I was away on vaction last week, a million mental miles away from the blogosphere. And now: EduPunks everywhere. Whaaaaat happened? Never heard of the word before, and now it is the buzzword of the week in my Google reader. 

So what’s with all the bruhaha and elephant talk? A wikipedia entry is already posted and summarizes it pretty well. Seems that there are two basic points of rage behind the edupunk idea:

A.      EduPunkers don’t like idea that the Man might take control away from the learners and teachers and

B.      Big companies taking 2.0 and other do it yourself (DIY) technologies, bundling them up, and profiting off of them. 

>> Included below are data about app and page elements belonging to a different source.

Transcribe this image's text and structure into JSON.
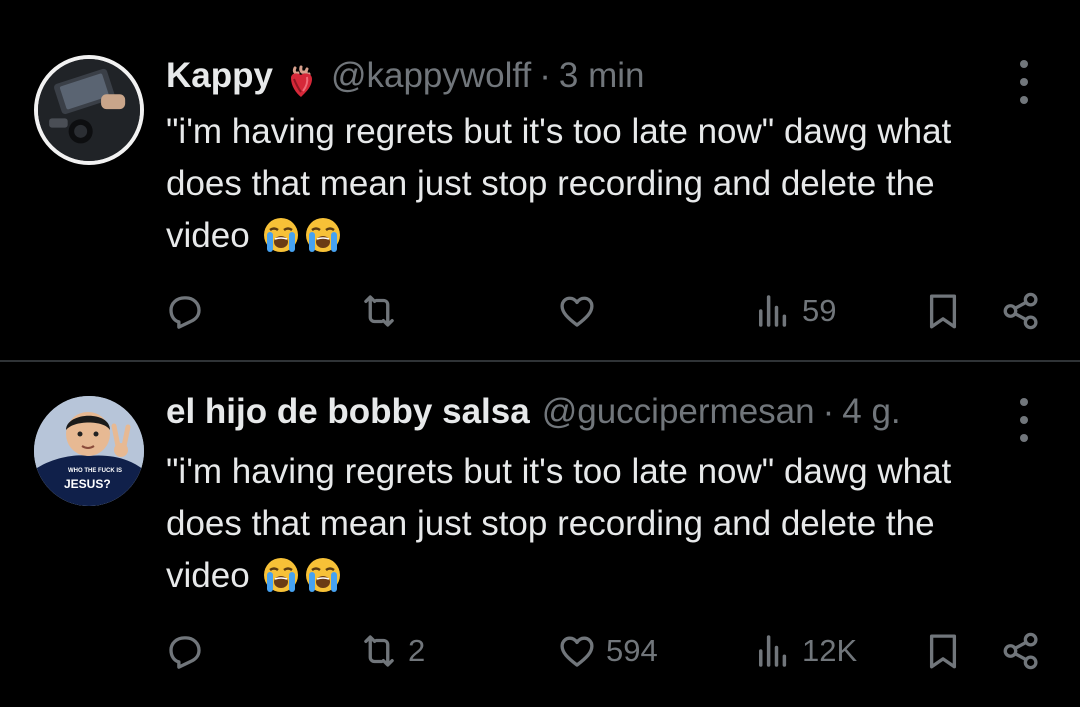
{
  "tweets": [
    {
      "name": "Kappy",
      "name_emoji": "anatomical-heart-emoji",
      "handle": "@kappywolff",
      "separator": "·",
      "time": "3 min",
      "text": "\"i'm having regrets but it's too late now\" dawg what does that mean just stop recording and delete the video",
      "emojis": [
        "loudly-crying-face-emoji",
        "loudly-crying-face-emoji"
      ],
      "replies": "",
      "reposts": "",
      "likes": "",
      "views": "59"
    },
    {
      "name": "el hijo de bobby salsa",
      "handle": "@guccipermesan",
      "separator": "·",
      "time": "4 g.",
      "text": "\"i'm having regrets but it's too late now\" dawg what does that mean just stop recording and delete the video",
      "emojis": [
        "loudly-crying-face-emoji",
        "loudly-crying-face-emoji"
      ],
      "avatar_text": [
        "WHO THE FUCK IS",
        "JESUS?"
      ],
      "replies": "",
      "reposts": "2",
      "likes": "594",
      "views": "12K"
    }
  ],
  "icons": {
    "reply": "reply-icon",
    "repost": "repost-icon",
    "like": "heart-icon",
    "views": "views-icon",
    "bookmark": "bookmark-icon",
    "share": "share-icon",
    "more": "more-options-icon"
  },
  "colors": {
    "background": "#000000",
    "text": "#e7e9ea",
    "muted": "#71767b",
    "divider": "#2f3336"
  }
}
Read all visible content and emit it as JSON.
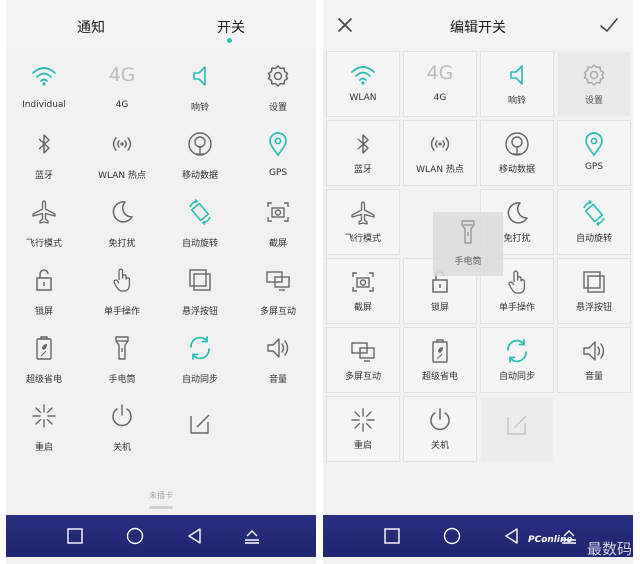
{
  "colors": {
    "accent": "#2cbcb6",
    "icon_gray": "#666666",
    "nav_bg": "#2a2f80"
  },
  "left": {
    "tabs": [
      "通知",
      "开关"
    ],
    "active_tab": "开关",
    "toggles": [
      "Individual",
      "4G",
      "响铃",
      "设置",
      "蓝牙",
      "WLAN 热点",
      "移动数据",
      "GPS",
      "飞行模式",
      "免打扰",
      "自动旋转",
      "截屏",
      "锁屏",
      "单手操作",
      "悬浮按钮",
      "多屏互动",
      "超级省电",
      "手电筒",
      "自动同步",
      "音量",
      "重启",
      "关机"
    ],
    "sim_status": "未插卡"
  },
  "right": {
    "title": "编辑开关",
    "toggles": [
      "WLAN",
      "4G",
      "响铃",
      "设置",
      "蓝牙",
      "WLAN 热点",
      "移动数据",
      "GPS",
      "飞行模式",
      "免打扰",
      "自动旋转",
      "截屏",
      "锁屏",
      "单手操作",
      "悬浮按钮",
      "多屏互动",
      "超级省电",
      "自动同步",
      "音量",
      "重启",
      "关机"
    ],
    "dragging": "手电筒"
  },
  "text_4g": "4G",
  "watermark": {
    "site": "PConline",
    "big": "最数码"
  }
}
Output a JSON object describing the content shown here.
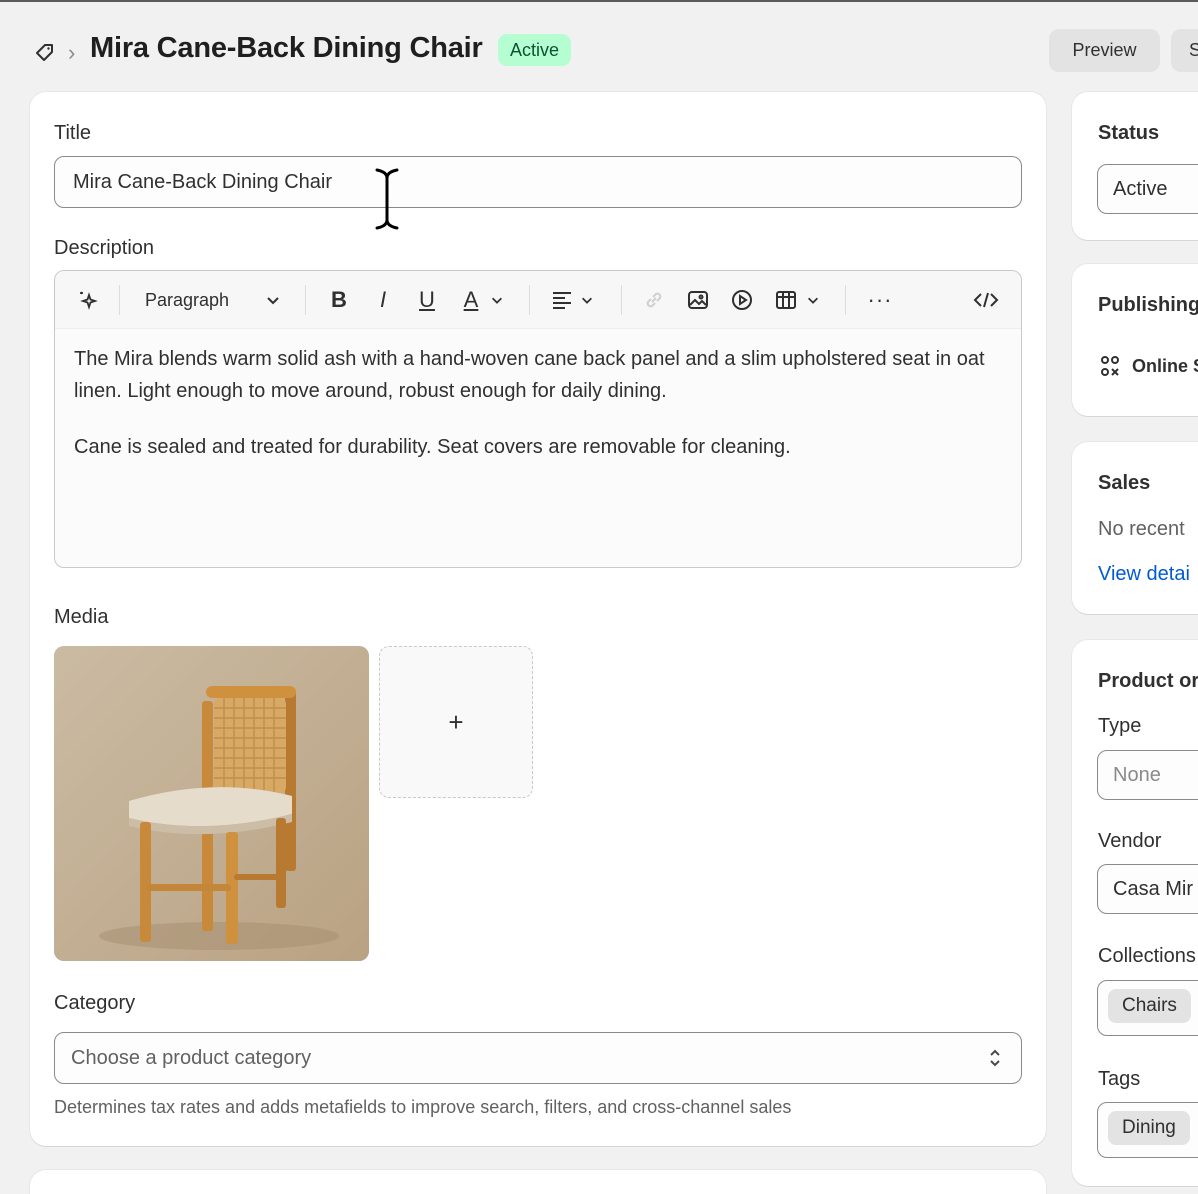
{
  "header": {
    "title": "Mira Cane-Back Dining Chair",
    "status_badge": "Active",
    "preview_label": "Preview",
    "more_label": "S"
  },
  "product": {
    "title_label": "Title",
    "title_value": "Mira Cane-Back Dining Chair",
    "description_label": "Description",
    "toolbar": {
      "paragraph_label": "Paragraph"
    },
    "description_paragraphs": [
      "The Mira blends warm solid ash with a hand-woven cane back panel and a slim upholstered seat in oat linen. Light enough to move around, robust enough for daily dining.",
      "Cane is sealed and treated for durability. Seat covers are removable for cleaning."
    ],
    "media_label": "Media",
    "media_add_label": "+",
    "category_label": "Category",
    "category_placeholder": "Choose a product category",
    "category_help": "Determines tax rates and adds metafields to improve search, filters, and cross-channel sales"
  },
  "sidebar": {
    "status": {
      "title": "Status",
      "value": "Active"
    },
    "publishing": {
      "title": "Publishing",
      "channel": "Online S"
    },
    "sales": {
      "title": "Sales",
      "text": "No recent",
      "link": "View detai"
    },
    "organization": {
      "title": "Product or",
      "type_label": "Type",
      "type_value": "None",
      "vendor_label": "Vendor",
      "vendor_value": "Casa Mir",
      "collections_label": "Collections",
      "collection_chip": "Chairs",
      "tags_label": "Tags",
      "tag_chip": "Dining"
    }
  },
  "colors": {
    "background": "#f1f1f1",
    "card": "#ffffff",
    "badge_bg": "#b4fed2",
    "badge_text": "#0c5132",
    "link": "#005bd3"
  }
}
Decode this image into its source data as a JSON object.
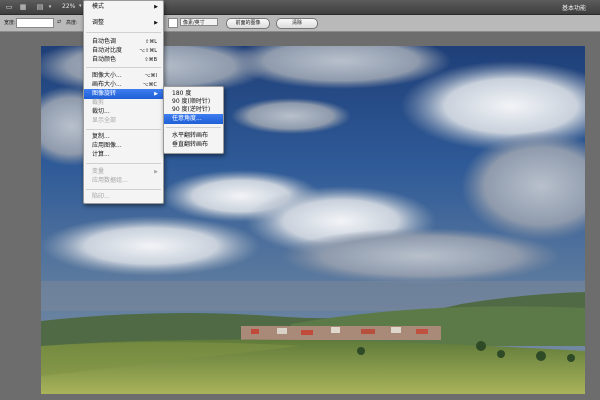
{
  "appbar": {
    "zoom": "22%",
    "workspace": "基本功能",
    "icons": [
      "screen-mode-icon",
      "document-icon",
      "arrange-icon",
      "zoom-dropdown-icon"
    ]
  },
  "optbar": {
    "width_label": "宽度:",
    "height_label": "高度:",
    "resolution_unit": "像素/英寸",
    "front_image_button": "前面的图像",
    "clear_button": "清除"
  },
  "menu_image": {
    "items": [
      {
        "label": "模式",
        "submenu": true
      },
      {
        "label": "调整",
        "submenu": true
      },
      {
        "label": "自动色调",
        "shortcut": "⇧⌘L"
      },
      {
        "label": "自动对比度",
        "shortcut": "⌥⇧⌘L"
      },
      {
        "label": "自动颜色",
        "shortcut": "⇧⌘B"
      },
      {
        "label": "图像大小...",
        "shortcut": "⌥⌘I"
      },
      {
        "label": "画布大小...",
        "shortcut": "⌥⌘C"
      },
      {
        "label": "图像旋转",
        "submenu": true,
        "highlighted": true
      },
      {
        "label": "裁剪",
        "disabled": true
      },
      {
        "label": "裁切..."
      },
      {
        "label": "显示全部",
        "disabled": true
      },
      {
        "label": "复制..."
      },
      {
        "label": "应用图像..."
      },
      {
        "label": "计算..."
      },
      {
        "label": "变量",
        "submenu": true,
        "disabled": true
      },
      {
        "label": "应用数据组...",
        "disabled": true
      },
      {
        "label": "陷印...",
        "disabled": true
      }
    ]
  },
  "menu_rotate": {
    "items": [
      {
        "label": "180 度"
      },
      {
        "label": "90 度(顺时针)"
      },
      {
        "label": "90 度(逆时针)"
      },
      {
        "label": "任意角度...",
        "highlighted": true
      },
      {
        "label": "水平翻转画布"
      },
      {
        "label": "垂直翻转画布"
      }
    ]
  },
  "photo": {
    "description_icon": "landscape-photo"
  }
}
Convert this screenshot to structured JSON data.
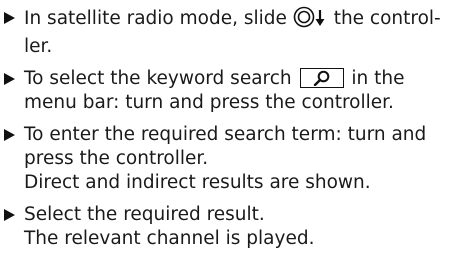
{
  "steps": [
    {
      "before": "In satellite radio mode, slide",
      "icon": "controller-slide-down-icon",
      "after": "the control-",
      "cont": "ler."
    },
    {
      "before": "To select the keyword search",
      "icon": "search-icon",
      "after": "in the",
      "cont": "menu bar: turn and press the controller."
    },
    {
      "line1": "To enter the required search term: turn and",
      "line2": "press the controller.",
      "line3": "Direct and indirect results are shown."
    },
    {
      "line1": "Select the required result.",
      "line2": "The relevant channel is played."
    }
  ]
}
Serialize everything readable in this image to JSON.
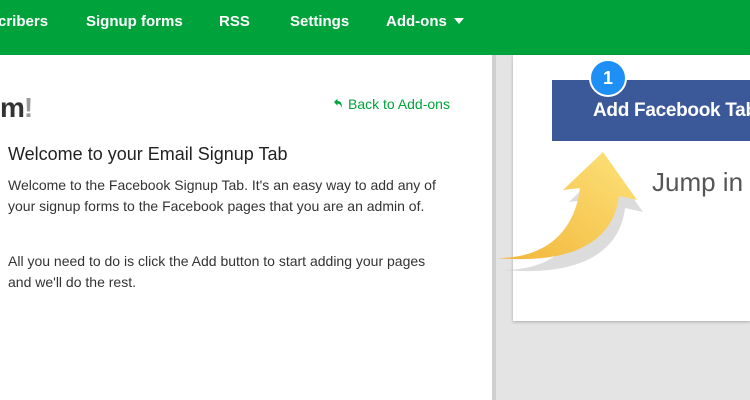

I’m not sure I really care about point B. Sure, it is annoying to see corporate machines taking cool ideas that others came up with, packaging them up, adding their spin, and re-selling it to consumers as if it was their idea to begin with. But I am fine with that. As David Warlick says, we all have to make a living. And besides, if we were really serious about not allowing profit with DIY capabilities, we’d all be baking our own bread and roasting our own coffee.

Point A is a more valid protest. Educational/learning control should stay in the hands of professional educators and learners not 3rd party sales directors, IT departments, and so on. My fear is that empire-builders and internal control freaks will succeed in telling trainers, teachers, designers, and learners how and when tools should be used. That defeats the whole point….and it ain’t cool at all.

As learning professionals, we should be focused on establishing an infrastructure that enables learners to discover their own learning path, create their own content, and have conversations in ways that work for them. We need to give them the tools…and get out of their way.  Does that make me an edupunk? I dunno……

I do know that having a “screw you” attitude doesn’t help. We in the workplace learning world need to work together to empower our learning communities as best we can. I don’t care who is making a profit off of whatever. I do care that I now have tools at my disposal that let me strategically design conversations, discovery, and construction right into my courses. And that is REALLY cool.

And when politics gets in our way of that, that is where we work diplomatically to make change. Not extend fingers.